[TASK OBJECTIVE]
Make an exact copy of all the entries, with the pictures left out.

[SUPPLIED ENTRIES]
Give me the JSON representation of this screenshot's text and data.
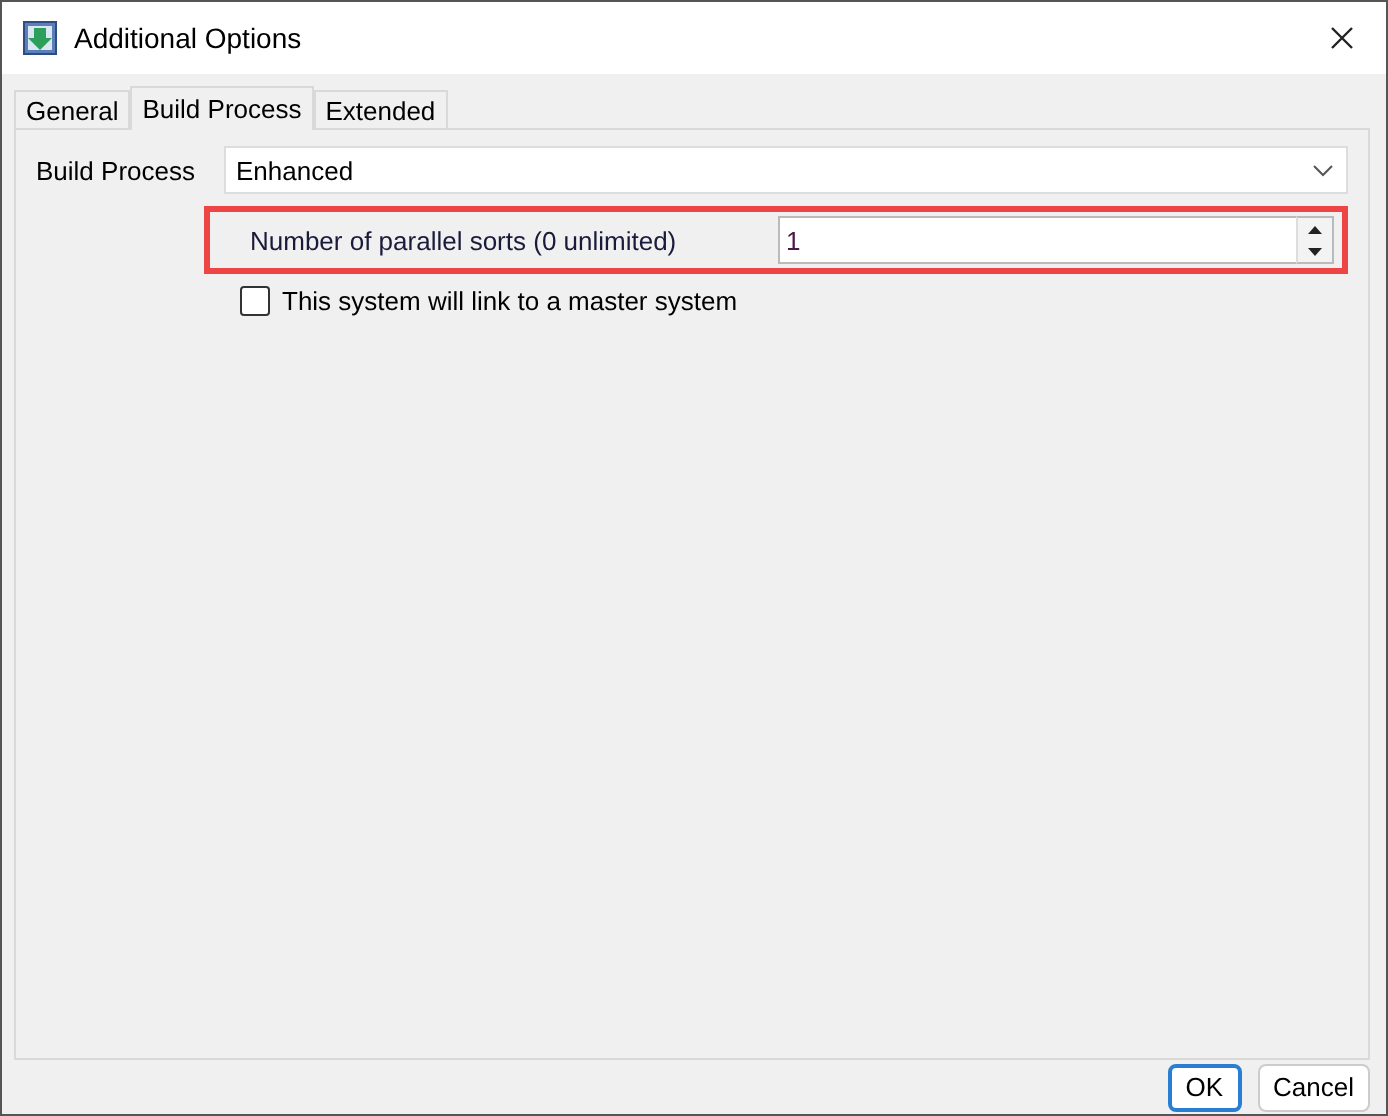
{
  "window": {
    "title": "Additional Options"
  },
  "tabs": [
    {
      "label": "General",
      "selected": false
    },
    {
      "label": "Build Process",
      "selected": true
    },
    {
      "label": "Extended",
      "selected": false
    }
  ],
  "build_process": {
    "label": "Build Process",
    "value": "Enhanced"
  },
  "parallel_sorts": {
    "label": "Number of parallel sorts (0 unlimited)",
    "value": "1",
    "highlighted": true
  },
  "master_link": {
    "label": "This system will link to a master system",
    "checked": false
  },
  "buttons": [
    {
      "label": "OK",
      "default": true
    },
    {
      "label": "Cancel",
      "default": false
    }
  ]
}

[TASK RESULT]
Give me the JSON representation of this screenshot's text and data.
{
  "window": {
    "title": "Additional Options"
  },
  "tabs": [
    {
      "label": "General",
      "selected": false
    },
    {
      "label": "Build Process",
      "selected": true
    },
    {
      "label": "Extended",
      "selected": false
    }
  ],
  "build_process": {
    "label": "Build Process",
    "value": "Enhanced"
  },
  "parallel_sorts": {
    "label": "Number of parallel sorts (0 unlimited)",
    "value": "1",
    "highlighted": true
  },
  "master_link": {
    "label": "This system will link to a master system",
    "checked": false
  },
  "buttons": [
    {
      "label": "OK",
      "default": true
    },
    {
      "label": "Cancel",
      "default": false
    }
  ]
}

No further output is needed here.